Georgia’s 2018 Republican gubernatorial primary might better be described as goober-natorial. With its absence of policy discussion and cartoonish ads, it has been an embarrassment to the state, to the Georgia Republican Party and to those participating in it.
Then again, I’m just a liberal columnist for those lying Atlanta newspapers, to quote the famous phrase. Of course I’m going to say something like that. However, in a 50-second snippet of audio tape secretly recorded in May, Lt. Gov. Casey Cagle says pretty much the same thing about how best to appeal to the Republican Party base.
“The issues you talk about are the issues I care about as well, right?” Cagle reassures a fellow Republican, his voice falling to a whisper, as if he dare not say these things out loud. “The problem is in a primary — and you and I are just talking off the record, frank — they don’t give a (expletive) about those things. OK? In the general election, they care about it. OK? But they don’t care about it in a primary. This primary felt like it was who had the biggest gun, who had the biggest truck, and who could be the craziest.”
Cagle has campaigned accordingly. For example, it’s no accident that in the last weeks of the runoff, he’s bringing in Oliver North, president of the National Rifle Association, as his big gun.
The snippet is the latest leaked from Cagle’s May conversation with a former GOP foe. It was released by the campaign of Cagle’s runoff opponent, Secretary of State Brian Kemp, and within hours Kemp drove the point home with a tweet.
“Like Hillary Clinton, Cagle thinks the electorate is a basket of deplorables who lack the intelligence and attention span to comprehend all of the high-level policy proposals that he’s saving for the General Election,” Kemp wrote.

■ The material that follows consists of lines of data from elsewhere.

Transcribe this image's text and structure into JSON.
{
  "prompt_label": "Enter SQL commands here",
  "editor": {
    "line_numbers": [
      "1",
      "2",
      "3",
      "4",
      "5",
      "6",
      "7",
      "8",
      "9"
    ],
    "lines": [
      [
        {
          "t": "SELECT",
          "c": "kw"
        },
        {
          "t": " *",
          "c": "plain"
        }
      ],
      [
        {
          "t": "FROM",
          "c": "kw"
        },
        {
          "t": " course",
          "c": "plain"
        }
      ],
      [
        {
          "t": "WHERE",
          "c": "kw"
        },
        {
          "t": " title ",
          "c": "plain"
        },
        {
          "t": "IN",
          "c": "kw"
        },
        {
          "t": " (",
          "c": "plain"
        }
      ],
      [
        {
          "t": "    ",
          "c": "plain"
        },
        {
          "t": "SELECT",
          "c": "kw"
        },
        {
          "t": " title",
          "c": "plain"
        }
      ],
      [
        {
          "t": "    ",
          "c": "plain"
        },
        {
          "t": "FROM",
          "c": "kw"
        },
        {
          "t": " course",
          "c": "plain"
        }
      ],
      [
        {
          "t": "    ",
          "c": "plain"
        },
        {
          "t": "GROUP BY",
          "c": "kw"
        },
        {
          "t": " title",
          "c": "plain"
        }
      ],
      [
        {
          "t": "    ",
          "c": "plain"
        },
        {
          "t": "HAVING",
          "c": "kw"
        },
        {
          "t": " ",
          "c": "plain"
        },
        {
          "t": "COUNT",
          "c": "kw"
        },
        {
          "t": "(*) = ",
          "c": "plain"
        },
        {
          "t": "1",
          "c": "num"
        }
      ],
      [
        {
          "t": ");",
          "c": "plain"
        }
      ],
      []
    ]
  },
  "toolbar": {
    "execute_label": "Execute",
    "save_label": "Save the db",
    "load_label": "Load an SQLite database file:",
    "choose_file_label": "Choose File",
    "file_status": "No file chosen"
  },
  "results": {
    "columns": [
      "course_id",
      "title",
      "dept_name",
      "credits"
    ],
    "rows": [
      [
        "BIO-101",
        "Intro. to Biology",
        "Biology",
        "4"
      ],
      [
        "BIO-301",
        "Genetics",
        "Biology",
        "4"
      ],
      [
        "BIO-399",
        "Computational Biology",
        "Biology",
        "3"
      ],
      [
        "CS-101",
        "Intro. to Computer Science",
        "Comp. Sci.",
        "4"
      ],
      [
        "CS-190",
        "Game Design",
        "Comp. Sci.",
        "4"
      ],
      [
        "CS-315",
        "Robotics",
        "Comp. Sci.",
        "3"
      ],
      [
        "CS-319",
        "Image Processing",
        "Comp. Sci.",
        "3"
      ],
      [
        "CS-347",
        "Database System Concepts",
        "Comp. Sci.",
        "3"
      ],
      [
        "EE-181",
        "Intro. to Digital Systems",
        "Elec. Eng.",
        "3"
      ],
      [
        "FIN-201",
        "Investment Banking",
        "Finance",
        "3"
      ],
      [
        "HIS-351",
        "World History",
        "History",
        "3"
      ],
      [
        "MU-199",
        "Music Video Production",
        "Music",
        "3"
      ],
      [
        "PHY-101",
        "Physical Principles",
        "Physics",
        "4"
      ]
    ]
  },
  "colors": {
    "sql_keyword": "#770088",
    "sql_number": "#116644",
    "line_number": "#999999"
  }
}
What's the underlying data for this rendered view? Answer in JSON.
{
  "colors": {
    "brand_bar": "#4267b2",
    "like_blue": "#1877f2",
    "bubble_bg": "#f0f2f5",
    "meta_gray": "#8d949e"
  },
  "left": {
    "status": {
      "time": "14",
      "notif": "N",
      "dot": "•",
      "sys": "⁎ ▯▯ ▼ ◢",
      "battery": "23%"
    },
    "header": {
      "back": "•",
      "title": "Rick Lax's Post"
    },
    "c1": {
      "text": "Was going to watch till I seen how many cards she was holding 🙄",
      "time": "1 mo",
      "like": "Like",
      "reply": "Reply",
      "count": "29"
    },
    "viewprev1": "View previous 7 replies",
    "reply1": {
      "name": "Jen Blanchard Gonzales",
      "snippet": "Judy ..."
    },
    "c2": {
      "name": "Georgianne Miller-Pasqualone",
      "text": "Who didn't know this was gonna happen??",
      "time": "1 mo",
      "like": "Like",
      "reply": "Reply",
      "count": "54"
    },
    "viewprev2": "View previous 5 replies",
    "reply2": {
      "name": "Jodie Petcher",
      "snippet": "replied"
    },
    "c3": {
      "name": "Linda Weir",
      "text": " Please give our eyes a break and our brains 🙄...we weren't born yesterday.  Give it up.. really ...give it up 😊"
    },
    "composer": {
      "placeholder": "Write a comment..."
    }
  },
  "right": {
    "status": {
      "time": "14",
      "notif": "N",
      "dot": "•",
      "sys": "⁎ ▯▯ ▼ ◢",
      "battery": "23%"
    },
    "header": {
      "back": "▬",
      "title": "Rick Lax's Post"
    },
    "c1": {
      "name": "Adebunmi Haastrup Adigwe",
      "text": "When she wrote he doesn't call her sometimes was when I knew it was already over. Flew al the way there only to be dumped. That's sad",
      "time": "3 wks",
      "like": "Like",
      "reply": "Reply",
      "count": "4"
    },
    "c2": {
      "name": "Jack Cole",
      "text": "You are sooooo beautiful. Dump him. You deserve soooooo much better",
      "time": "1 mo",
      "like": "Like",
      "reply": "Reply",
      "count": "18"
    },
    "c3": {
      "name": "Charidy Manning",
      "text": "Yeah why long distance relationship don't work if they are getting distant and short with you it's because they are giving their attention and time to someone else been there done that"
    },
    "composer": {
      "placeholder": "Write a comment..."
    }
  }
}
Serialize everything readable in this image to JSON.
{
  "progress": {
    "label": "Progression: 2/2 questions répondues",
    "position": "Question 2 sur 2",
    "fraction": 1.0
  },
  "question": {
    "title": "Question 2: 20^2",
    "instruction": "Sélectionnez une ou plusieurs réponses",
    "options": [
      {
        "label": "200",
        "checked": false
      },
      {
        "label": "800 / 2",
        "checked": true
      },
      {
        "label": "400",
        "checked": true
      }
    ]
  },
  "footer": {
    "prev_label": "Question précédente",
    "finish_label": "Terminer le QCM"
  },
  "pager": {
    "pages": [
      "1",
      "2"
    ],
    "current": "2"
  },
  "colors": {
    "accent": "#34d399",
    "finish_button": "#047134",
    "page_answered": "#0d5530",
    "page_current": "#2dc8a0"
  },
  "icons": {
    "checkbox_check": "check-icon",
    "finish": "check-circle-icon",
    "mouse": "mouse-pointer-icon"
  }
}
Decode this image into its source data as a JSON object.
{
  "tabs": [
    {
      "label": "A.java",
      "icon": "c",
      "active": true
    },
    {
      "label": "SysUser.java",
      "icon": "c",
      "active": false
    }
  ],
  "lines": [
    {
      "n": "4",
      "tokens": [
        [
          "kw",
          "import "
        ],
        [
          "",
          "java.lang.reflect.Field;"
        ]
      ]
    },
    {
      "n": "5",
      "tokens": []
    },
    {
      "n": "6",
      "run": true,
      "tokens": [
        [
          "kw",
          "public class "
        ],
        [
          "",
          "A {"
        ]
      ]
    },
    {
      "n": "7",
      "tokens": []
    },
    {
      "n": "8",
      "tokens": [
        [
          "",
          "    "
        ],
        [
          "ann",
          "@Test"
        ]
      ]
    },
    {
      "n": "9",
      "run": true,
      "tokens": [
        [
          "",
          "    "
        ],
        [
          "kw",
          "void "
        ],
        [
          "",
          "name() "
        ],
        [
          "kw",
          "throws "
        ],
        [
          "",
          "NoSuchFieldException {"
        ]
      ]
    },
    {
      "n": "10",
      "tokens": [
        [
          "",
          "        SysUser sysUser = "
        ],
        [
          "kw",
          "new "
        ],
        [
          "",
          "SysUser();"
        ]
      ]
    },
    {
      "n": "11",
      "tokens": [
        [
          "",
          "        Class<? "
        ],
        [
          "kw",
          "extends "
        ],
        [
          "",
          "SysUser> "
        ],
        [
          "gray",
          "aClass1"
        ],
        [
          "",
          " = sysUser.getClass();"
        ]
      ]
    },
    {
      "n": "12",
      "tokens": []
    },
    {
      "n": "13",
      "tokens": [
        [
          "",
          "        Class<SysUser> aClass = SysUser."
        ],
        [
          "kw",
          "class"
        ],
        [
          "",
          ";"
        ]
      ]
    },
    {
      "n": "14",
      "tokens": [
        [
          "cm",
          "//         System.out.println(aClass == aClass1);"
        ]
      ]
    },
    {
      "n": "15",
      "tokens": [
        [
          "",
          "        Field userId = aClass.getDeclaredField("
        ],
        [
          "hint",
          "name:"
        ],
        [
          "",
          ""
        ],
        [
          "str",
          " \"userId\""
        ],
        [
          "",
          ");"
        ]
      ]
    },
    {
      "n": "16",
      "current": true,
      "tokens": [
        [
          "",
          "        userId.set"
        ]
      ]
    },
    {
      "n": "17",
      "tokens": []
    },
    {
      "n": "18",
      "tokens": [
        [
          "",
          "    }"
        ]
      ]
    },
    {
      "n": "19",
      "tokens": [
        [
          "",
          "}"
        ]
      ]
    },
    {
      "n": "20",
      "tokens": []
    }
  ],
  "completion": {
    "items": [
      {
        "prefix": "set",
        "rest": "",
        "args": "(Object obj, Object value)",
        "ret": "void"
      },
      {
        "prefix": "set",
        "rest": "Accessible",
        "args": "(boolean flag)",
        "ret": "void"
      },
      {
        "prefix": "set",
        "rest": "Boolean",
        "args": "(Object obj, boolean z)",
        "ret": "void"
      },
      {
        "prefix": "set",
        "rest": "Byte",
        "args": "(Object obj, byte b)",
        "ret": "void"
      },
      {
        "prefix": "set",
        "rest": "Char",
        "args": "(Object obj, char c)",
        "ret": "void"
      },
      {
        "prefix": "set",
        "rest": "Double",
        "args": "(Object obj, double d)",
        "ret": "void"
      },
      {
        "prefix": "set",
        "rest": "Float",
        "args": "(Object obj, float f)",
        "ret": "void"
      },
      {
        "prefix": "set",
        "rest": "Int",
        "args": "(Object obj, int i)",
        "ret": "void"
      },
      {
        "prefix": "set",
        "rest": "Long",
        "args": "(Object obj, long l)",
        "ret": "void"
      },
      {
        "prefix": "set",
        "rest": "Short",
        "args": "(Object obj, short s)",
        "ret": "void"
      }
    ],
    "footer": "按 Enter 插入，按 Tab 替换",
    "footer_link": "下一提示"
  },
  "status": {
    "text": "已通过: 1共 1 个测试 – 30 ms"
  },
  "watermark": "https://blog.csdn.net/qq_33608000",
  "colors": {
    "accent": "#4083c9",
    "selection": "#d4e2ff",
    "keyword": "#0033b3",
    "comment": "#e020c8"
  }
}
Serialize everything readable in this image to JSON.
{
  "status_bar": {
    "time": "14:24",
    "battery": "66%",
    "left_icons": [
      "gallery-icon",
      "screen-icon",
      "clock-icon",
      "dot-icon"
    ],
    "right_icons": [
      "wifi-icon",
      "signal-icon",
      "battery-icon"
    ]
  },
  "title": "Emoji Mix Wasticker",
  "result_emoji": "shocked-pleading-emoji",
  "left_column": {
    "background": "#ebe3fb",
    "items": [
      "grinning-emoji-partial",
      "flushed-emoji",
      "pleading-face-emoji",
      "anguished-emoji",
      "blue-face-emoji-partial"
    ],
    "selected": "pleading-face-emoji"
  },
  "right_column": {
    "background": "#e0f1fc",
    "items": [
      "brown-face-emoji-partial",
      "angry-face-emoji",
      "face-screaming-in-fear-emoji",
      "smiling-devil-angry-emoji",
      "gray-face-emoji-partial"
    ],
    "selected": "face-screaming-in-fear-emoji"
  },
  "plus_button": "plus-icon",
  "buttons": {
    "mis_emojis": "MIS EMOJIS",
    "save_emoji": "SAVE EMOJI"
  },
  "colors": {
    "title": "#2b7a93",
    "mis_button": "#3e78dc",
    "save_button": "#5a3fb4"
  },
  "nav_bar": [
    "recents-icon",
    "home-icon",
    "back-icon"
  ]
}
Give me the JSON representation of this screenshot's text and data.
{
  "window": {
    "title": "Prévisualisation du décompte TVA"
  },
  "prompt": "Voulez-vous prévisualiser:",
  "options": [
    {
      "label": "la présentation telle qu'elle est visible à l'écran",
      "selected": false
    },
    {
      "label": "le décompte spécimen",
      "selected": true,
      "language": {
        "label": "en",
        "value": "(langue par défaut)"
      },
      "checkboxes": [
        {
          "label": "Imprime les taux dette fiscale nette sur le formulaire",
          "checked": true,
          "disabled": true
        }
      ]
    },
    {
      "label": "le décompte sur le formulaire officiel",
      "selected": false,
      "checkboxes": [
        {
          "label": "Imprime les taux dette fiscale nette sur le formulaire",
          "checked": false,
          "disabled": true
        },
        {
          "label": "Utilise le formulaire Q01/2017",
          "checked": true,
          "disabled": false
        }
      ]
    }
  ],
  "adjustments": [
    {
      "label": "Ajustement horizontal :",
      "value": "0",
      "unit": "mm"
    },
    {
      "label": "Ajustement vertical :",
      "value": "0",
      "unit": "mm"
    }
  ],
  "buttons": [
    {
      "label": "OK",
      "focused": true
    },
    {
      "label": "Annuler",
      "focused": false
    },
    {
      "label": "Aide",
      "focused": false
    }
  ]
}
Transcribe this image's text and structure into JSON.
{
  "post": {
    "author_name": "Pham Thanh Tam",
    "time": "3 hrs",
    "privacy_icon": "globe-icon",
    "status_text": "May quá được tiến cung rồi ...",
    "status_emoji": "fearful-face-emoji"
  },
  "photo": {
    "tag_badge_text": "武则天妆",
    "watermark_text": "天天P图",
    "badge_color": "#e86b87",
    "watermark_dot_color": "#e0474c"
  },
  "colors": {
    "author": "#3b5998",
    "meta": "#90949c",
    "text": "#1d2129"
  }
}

The problem is, Kemp shares Cagle’s low assessment of his party, its base and how to win its support. He may not have confessed to it in a secretly taped conversation, but he communicates it loud and clear through the campaign ads that he is paying hundreds of thousands of dollars to air.
“I’m Brian Kemp,” he says to introduce himself in his latest ad. “You’ve heard about all my guns, my chain saw and my truck.” And indeed, he’s sitting on the bed of a pickup, with a shotgun over his shoulder and a chain saw behind him, as if these were the tools that will make him a good governor.
Zell Miller, the late governor and senator, used to go crazy over media depictions of Southerners as nothing more than rednecks and hillbillies. A few years back, when CBS proposed to resurrect its old “Beverly Hillbillies” franchise, Zell did what Zell did best, which is to rant.
“What CBS propose(s) to do with this cracker comedy is bigotry, pure and simple. Bigotry for big bucks,” Miller fumed in a speech on the Senate floor. “They know that the only minority left in this country that you can make fun of and demean and humiliate … are hillbillies in particular and rural people in general.”
What we’re seeing in these ads and in this campaign is not a vision for Georgia’s future. It’s not a debate about improving public education and the state’s universities so we can compete for well-paying jobs, or about saving the rural hospitals that keep local communities viable. It’s not about investing in transit options or other foundations of a 21st century economy.
Take it from a man who knows: It’s about “who had the biggest gun, who had the biggest truck, and who could be the craziest.”
Georgia is better than this. At least I’d like to think so.